Speaking to Sky Sports Italia, Binotta said: “Ferrari feels a lot of social responsibility towards its employees and we want to be sure that for each of them there will be a workspace in the future."
He added: “For this reason we have started to evaluate alternative programs and I confirm that we are looking at IndyCar, which is currently a very different category from ours. At Ferrari, we were structuring ourselves based on the budget approval last year ($175m), and the further reduction represents an important challenge that will inevitably lead to review staff, structure and organization.”
St. Petersburg to host 2020 IndyCar finale
IndyCar’s 2020 champion will be crowned at St Petersburg as organizers confirmed the event will close the championship’s season on October 25th.
Traditionally, St Petersburg kicks off the IndyCar season in March, but this will be the first time it acts as the season finale.
“The streets of St. Petersburg will make for a fitting and action-packed finale in a venue and city that our entire IndyCar community holds dear,” Penske Entertainment Corp. President and CEO Mark Miles said.
Meanwhile, NASCAR returns this weekend at Darlington Raceway.
Maserati's Stirling Moss-inspired MC20
Maserati this week revealed a unique prototype of its new super sportscar, the MC20, inspired by the late Sir Stirling Moss.
British racing legend Moss died last month at the age of 90. The Modena-based marque says the new prototype’s design is inspired by the Maserati Eldorado, the iconic single-seater driven on its debut at Monza in 1958 by Moss himself. It also features Moss’ “signature” on the rear.
Moss has a rich history with the Italian brand, having driven a Maserati 250F throughout the 1956 season and into 1957. He also piloted a Tipo 60 Birdcage, Tipo 61 and 300 S.
The MC20 represents an important stage for the Modena-based marque.

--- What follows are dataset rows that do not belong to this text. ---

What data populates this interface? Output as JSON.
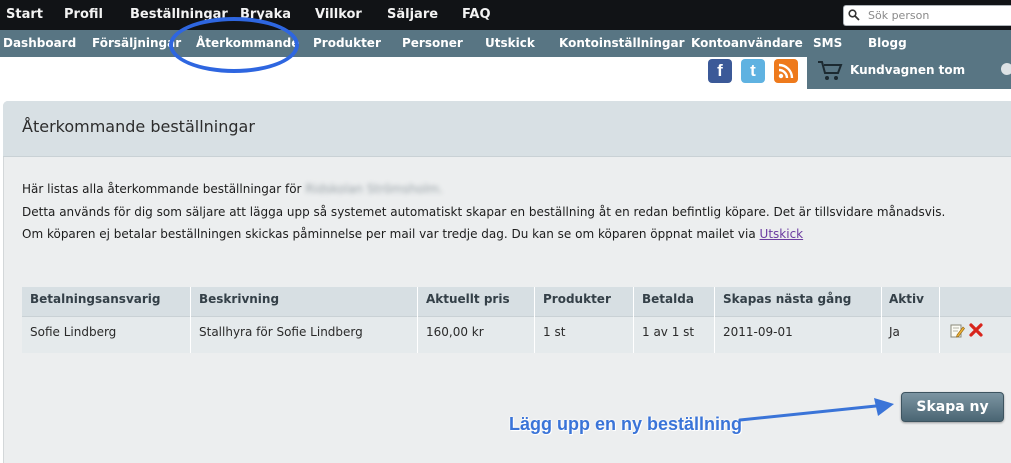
{
  "topnav": {
    "items": [
      "Start",
      "Profil",
      "Beställningar",
      "Bryaka",
      "Villkor",
      "Säljare",
      "FAQ"
    ],
    "search_placeholder": "Sök person"
  },
  "subnav": {
    "items": [
      "Dashboard",
      "Försäljningar",
      "Återkommande",
      "Produkter",
      "Personer",
      "Utskick",
      "Kontoinställningar",
      "Kontoanvändare",
      "SMS",
      "Blogg"
    ],
    "active": "Återkommande"
  },
  "social": {
    "facebook": "f",
    "twitter": "t",
    "rss": "rss"
  },
  "cart": {
    "label": "Kundvagnen tom"
  },
  "panel": {
    "title": "Återkommande beställningar",
    "intro_1": "Här listas alla återkommande beställningar för",
    "blurred_name": "Ridskolan Strömsholm.",
    "intro_2": "Detta används för dig som säljare att lägga upp så systemet automatiskt skapar en beställning åt en redan befintlig köpare. Det är tillsvidare månadsvis.",
    "intro_3": "Om köparen ej betalar beställningen skickas påminnelse per mail var tredje dag. Du kan se om köparen öppnat mailet via",
    "link": "Utskick"
  },
  "table": {
    "headers": [
      "Betalningsansvarig",
      "Beskrivning",
      "Aktuellt pris",
      "Produkter",
      "Betalda",
      "Skapas nästa gång",
      "Aktiv"
    ],
    "rows": [
      [
        "Sofie Lindberg",
        "Stallhyra för Sofie Lindberg",
        "160,00 kr",
        "1 st",
        "1 av 1 st",
        "2011-09-01",
        "Ja"
      ]
    ],
    "icons": [
      "edit-icon",
      "delete-icon"
    ]
  },
  "actions": {
    "create_label": "Skapa ny"
  },
  "annotation": {
    "callout": "Lägg upp en ny beställning"
  },
  "colors": {
    "topbar": "#111316",
    "subbar": "#587583",
    "annotation": "#2e66e0",
    "delete": "#d8251c"
  }
}
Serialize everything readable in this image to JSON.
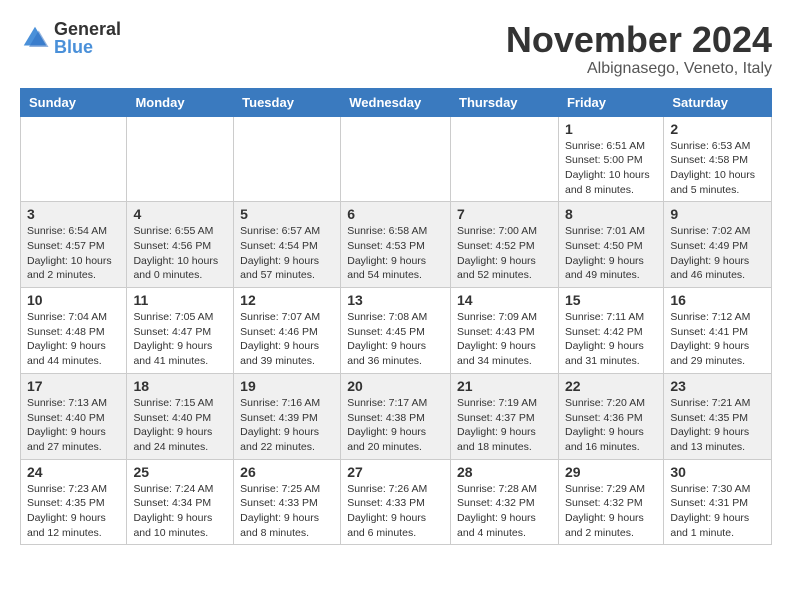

It is the first car to feature an engine 100% designed, developed and built by Maserati itself.